Everyone makes mistakes.
I take my job pretty seriously, but even so, I’ll get distracted sometimes. This time, we lucked out; the kid must have slipped, and I heard the distinctive sound of coins on metal. The cash box! Time to go earn my pay.
I’d been over in Mystery, just kinda staring off into space and contemplating. It had been a long day, grey and drizzly, not much traffic going by and none coming into the shop.
Which was probably just as well; Pat, the proprietor and (nominal) owner had been out running a booth at a convention all weekend, maybe six total hours sleep in three days, and the poor guy was exhausted.
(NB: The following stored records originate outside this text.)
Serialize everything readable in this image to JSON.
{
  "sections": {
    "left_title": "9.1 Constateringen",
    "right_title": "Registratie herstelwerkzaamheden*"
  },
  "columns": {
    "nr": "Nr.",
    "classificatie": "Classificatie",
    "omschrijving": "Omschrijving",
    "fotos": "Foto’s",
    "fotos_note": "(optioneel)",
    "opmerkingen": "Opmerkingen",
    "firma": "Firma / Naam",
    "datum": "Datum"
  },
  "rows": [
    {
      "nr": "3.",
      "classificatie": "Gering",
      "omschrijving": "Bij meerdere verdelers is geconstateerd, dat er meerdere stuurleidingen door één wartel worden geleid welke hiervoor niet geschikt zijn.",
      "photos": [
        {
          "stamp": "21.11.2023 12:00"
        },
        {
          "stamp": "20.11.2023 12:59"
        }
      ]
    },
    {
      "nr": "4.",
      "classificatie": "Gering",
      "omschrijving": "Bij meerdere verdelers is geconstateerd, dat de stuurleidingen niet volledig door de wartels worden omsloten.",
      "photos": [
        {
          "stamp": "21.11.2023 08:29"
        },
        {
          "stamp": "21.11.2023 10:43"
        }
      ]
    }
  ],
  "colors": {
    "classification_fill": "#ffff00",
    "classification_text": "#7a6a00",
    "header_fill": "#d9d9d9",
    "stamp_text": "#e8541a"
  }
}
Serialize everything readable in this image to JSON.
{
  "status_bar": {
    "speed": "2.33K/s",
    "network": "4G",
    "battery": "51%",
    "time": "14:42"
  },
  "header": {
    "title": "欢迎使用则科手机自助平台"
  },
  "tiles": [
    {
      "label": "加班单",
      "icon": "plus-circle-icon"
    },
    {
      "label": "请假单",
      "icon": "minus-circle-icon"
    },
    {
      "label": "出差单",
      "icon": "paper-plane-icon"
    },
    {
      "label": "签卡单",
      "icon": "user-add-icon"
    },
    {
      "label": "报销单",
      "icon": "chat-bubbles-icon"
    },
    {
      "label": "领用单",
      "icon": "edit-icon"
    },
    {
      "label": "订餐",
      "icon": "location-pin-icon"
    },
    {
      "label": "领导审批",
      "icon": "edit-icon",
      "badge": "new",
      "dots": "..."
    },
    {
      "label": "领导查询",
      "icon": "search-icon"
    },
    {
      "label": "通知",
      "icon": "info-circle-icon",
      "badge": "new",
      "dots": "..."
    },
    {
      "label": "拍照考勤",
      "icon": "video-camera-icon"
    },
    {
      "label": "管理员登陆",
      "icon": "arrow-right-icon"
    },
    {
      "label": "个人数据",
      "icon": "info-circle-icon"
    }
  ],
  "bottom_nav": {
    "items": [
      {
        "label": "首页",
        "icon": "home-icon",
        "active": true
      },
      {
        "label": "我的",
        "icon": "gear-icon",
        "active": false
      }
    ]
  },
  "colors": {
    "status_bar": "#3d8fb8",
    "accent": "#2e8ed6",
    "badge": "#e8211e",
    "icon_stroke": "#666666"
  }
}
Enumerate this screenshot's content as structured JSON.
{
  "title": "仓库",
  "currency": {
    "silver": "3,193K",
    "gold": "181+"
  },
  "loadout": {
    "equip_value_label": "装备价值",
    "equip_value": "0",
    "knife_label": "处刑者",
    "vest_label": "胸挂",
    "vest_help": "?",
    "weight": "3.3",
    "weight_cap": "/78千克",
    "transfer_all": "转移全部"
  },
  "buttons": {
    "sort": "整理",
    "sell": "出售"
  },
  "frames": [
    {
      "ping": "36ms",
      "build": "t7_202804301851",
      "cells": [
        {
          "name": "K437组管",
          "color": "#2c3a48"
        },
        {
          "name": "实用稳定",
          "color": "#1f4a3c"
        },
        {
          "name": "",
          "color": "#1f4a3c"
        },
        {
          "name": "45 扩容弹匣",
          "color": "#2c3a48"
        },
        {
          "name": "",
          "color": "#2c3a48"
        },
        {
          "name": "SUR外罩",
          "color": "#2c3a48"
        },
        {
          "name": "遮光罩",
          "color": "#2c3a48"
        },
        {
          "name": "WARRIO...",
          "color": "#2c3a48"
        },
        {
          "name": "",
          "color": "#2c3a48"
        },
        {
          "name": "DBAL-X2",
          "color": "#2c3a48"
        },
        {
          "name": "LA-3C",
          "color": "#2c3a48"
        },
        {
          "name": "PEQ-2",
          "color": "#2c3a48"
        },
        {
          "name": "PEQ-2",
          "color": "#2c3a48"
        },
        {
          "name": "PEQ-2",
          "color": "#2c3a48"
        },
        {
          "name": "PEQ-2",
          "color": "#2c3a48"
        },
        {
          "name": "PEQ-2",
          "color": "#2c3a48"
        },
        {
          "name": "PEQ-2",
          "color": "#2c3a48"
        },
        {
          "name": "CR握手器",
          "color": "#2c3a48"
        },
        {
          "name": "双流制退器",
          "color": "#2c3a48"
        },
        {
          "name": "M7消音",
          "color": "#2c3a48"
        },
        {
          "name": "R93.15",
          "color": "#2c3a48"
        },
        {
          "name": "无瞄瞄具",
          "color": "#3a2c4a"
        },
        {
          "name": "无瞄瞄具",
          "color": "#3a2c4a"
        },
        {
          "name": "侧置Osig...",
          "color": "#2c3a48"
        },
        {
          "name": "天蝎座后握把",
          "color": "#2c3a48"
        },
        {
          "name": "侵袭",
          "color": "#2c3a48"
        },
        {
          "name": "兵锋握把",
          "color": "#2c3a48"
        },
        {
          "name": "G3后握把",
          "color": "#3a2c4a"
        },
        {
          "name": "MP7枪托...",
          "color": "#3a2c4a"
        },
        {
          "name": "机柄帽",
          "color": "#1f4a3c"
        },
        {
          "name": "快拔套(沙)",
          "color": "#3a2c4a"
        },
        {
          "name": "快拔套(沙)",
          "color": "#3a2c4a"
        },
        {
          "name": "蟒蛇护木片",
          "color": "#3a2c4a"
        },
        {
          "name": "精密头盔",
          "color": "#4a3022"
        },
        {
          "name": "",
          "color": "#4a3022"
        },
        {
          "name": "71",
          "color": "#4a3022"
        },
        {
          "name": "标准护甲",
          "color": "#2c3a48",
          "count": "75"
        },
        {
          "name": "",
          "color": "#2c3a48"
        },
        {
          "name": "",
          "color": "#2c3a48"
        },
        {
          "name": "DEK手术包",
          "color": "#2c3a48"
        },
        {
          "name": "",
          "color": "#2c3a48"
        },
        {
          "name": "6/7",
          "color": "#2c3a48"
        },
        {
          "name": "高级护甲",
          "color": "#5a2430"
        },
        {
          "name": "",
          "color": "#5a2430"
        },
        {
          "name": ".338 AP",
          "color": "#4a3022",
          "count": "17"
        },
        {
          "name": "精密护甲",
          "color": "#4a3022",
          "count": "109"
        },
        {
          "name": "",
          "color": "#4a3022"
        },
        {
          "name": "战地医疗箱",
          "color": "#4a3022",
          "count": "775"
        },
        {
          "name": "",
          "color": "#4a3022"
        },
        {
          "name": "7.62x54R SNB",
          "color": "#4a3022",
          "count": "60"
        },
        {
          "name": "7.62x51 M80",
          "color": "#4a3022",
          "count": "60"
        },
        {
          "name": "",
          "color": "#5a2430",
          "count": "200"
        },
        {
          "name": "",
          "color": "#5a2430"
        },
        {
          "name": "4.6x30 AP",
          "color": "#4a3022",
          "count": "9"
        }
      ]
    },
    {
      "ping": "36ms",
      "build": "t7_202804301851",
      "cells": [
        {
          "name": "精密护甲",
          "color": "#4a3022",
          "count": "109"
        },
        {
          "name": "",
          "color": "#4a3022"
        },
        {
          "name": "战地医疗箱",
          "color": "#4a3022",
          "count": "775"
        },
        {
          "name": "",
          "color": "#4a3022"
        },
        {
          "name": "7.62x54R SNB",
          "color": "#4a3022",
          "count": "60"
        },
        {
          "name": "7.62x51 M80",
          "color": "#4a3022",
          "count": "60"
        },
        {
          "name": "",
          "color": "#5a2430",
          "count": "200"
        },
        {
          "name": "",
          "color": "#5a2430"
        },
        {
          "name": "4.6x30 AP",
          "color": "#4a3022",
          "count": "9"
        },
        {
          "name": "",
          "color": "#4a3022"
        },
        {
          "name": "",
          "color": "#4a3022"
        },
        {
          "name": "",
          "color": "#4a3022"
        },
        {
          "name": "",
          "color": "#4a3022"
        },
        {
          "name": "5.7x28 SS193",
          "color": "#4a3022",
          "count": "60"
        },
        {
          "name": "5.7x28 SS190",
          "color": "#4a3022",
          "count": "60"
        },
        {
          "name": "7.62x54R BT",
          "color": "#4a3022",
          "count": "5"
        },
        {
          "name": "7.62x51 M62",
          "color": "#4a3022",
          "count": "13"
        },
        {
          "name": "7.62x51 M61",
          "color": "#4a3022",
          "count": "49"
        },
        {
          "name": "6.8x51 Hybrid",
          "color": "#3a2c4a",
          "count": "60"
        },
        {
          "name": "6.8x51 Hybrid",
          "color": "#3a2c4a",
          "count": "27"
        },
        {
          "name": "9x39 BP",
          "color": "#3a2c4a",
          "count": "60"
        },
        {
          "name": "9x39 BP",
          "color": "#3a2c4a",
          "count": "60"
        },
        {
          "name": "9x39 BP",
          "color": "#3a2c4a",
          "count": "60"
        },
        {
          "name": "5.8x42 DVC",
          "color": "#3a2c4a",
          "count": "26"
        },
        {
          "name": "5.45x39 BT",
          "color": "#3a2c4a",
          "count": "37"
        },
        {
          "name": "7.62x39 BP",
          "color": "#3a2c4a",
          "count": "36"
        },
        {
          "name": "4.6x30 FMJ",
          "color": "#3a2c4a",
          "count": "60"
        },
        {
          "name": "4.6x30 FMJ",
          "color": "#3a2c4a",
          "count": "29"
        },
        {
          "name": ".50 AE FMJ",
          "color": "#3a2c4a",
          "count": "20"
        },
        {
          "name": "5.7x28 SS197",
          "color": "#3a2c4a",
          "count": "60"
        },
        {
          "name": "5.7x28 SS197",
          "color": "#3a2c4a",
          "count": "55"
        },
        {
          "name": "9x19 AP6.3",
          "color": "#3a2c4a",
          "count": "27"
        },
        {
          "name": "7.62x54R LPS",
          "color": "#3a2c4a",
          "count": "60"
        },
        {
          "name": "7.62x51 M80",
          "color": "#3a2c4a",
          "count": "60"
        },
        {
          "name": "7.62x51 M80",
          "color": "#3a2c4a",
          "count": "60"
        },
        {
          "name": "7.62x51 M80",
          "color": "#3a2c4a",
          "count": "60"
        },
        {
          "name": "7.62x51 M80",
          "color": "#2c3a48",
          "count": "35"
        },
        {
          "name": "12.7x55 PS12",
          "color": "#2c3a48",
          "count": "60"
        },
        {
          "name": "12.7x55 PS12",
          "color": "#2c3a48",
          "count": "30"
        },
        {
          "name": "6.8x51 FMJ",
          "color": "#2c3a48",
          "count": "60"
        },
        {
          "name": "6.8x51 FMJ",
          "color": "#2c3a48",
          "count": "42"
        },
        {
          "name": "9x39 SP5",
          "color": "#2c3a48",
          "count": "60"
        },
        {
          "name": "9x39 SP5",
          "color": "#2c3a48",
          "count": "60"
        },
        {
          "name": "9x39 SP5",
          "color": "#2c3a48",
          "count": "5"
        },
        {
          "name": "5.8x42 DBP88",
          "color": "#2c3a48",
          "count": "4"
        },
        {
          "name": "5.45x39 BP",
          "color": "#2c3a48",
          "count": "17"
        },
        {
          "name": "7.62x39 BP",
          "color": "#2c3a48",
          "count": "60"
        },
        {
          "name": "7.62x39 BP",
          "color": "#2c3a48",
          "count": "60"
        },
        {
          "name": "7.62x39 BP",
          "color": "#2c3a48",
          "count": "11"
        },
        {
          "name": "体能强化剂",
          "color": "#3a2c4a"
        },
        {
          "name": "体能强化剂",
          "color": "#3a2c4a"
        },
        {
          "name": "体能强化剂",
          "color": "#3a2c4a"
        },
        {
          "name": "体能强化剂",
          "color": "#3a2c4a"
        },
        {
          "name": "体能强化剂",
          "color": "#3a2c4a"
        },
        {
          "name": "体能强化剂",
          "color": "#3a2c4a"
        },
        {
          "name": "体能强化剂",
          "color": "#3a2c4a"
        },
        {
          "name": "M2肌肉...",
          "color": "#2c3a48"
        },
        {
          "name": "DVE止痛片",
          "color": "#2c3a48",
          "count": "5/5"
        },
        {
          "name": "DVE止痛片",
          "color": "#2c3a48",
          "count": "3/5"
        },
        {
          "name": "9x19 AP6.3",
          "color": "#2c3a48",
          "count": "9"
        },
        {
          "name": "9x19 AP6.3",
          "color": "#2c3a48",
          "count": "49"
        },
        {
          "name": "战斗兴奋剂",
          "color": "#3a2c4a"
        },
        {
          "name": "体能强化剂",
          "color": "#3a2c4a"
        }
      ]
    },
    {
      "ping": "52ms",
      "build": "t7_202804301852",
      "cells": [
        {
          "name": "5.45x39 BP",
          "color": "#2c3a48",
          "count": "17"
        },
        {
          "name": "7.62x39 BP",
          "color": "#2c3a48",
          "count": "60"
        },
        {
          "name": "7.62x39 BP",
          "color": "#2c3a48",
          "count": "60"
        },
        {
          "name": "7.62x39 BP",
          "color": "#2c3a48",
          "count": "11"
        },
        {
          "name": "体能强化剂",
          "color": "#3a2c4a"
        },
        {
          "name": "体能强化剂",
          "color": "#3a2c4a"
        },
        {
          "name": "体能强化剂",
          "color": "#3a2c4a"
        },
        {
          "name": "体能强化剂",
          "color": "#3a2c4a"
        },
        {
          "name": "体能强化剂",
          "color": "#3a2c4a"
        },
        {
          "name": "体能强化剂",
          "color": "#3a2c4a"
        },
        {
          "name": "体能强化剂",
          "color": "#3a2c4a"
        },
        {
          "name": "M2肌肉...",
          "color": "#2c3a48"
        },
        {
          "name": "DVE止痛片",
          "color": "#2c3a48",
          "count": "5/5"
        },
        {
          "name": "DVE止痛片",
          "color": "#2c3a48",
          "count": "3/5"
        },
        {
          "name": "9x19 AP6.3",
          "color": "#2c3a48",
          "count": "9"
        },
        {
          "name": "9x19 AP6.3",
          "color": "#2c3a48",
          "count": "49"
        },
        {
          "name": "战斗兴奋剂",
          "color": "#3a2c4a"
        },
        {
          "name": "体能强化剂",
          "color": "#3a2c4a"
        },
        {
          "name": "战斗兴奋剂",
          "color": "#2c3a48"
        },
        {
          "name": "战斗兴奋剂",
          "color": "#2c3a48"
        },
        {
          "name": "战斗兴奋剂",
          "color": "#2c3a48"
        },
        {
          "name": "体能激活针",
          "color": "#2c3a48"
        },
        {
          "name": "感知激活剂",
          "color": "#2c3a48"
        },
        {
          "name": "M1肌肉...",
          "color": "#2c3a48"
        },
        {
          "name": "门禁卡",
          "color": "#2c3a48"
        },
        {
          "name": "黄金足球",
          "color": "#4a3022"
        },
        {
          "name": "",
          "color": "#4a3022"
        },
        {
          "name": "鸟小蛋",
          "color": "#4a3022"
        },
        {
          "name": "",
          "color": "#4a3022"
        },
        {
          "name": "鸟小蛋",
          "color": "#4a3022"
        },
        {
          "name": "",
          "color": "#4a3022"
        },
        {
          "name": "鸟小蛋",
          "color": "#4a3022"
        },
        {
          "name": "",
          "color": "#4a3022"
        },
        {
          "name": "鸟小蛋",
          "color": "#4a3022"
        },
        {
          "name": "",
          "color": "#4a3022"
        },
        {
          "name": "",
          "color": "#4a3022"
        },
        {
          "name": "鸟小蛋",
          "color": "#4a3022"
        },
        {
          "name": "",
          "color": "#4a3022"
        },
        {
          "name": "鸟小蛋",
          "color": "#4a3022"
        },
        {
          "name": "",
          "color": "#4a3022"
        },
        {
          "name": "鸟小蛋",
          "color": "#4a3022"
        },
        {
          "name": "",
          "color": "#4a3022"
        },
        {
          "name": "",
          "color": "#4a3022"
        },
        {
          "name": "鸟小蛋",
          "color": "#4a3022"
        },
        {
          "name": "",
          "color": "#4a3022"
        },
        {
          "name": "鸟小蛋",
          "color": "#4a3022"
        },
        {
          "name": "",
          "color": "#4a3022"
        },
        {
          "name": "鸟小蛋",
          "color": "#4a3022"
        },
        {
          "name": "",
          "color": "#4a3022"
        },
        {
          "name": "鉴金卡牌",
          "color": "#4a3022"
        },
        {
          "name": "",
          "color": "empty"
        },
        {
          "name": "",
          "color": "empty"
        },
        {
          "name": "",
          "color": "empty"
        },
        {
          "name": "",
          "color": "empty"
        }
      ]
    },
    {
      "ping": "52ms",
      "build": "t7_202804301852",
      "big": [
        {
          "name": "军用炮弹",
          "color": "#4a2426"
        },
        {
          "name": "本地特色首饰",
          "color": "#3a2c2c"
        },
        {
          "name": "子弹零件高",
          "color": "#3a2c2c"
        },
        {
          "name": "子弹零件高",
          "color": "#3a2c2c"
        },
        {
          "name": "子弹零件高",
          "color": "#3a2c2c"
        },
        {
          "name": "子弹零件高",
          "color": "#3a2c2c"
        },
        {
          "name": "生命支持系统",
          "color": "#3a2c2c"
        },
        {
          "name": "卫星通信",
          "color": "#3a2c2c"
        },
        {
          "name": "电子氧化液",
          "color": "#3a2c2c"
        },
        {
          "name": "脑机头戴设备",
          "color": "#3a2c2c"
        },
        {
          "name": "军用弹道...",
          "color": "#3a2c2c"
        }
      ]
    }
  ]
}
He’d spent the morning hard at work, reshelving what might sell and boxing the rest for returns; judging from the faint snore from behind the counter he must have dozed off the moment he sat down. That would explain why he hadn’t noticed the kid come in, and why he hadn’t heard that telltale clink of coins.
Even as kids go, this was a scrawny one. Looked hungry and scared too, and I allowed myself a brief moment of pity before I went to work on him. I mean, even a thief needs to eat; heck, I’d done the odd smash-and-grab myself when times were lean.
But this one was stealing the cash box from the convention, and it still held the weekend’s take. The rent was due and I couldn’t afford mercy. Besides, this was my beat.
He looked around nervously, but he hadn’t noticed me. I’d been quiet and still, and my black hair and coat had let me blend perfectly into the shadows. I had the advantage of surprise; it wouldn’t last, but then again it didn’t have to.
Now, this is where experience matters: Someone new to the job might have hollered, or leapt out straight at the thief, and either choice would have been a mistake. Oh, it might have worked, but given a choice between maybe and a sure thing, the smart money’s on the sure thing. I waited for the perfect moment.
And right on schedule, my moment came. Pat snored gently, but to the kid it must have been thunderous. His head whipped around and his eyes went wide; he stopped, tensed up, staring. I slipped behind the front table and crouched just out of sight, all set to spring my trap.
Pat snored again, and this time our would-be thief recognized the sound for what it was. He started moving again, aiming for the front door and freedom — and that’s what I’d been waiting for. I flew out from cover and cannoned into his legs, hollering for all I was worth, and got kicked in the face for my trouble. So much for my perfect plan.
But the kid went down too, and the cashbox flew out of his hands. It bounced off a support pillar and high into the air, just tapping the ceiling before it popped open. Change flew everywhere; it was really quite lovely, the way the light scattered off the bright coins, and for a moment I just lay there watching them spin and tumble.
“What the— ?!”
Pat had finally woken up, but not in time to stop the thwarted thief from dashing out the front door. He stood up and looked around at all the spilled coins. A few last bills floated to the floor and pennies rolled into every corner. Then he spotted me lying there on the floor. His eyes narrowed and his face went red, and I realized he had no idea what had happened, not the slightest clue about the thief. I’d just have to explain.
Pat just stared, not understanding. But what can you expect from the guy? He’s only human. After a moment he grinned, laughed, and shook his head ruefully. He came over and started picking up coins; like any good bookstore cat, I supervised.
My cheekbone ached from the kid’s shoe, but I was content. I’d done my job, saved the store from ruin. So what if my plan hadn’t turned out to be perfect; as Ike put it, “In battle, all plans are useless — but planning is indispensable.”
We present this in fond memory of Fup, store cat at Powell’s, who we lost eleven years ago this month. Fare thee well, Adventurer!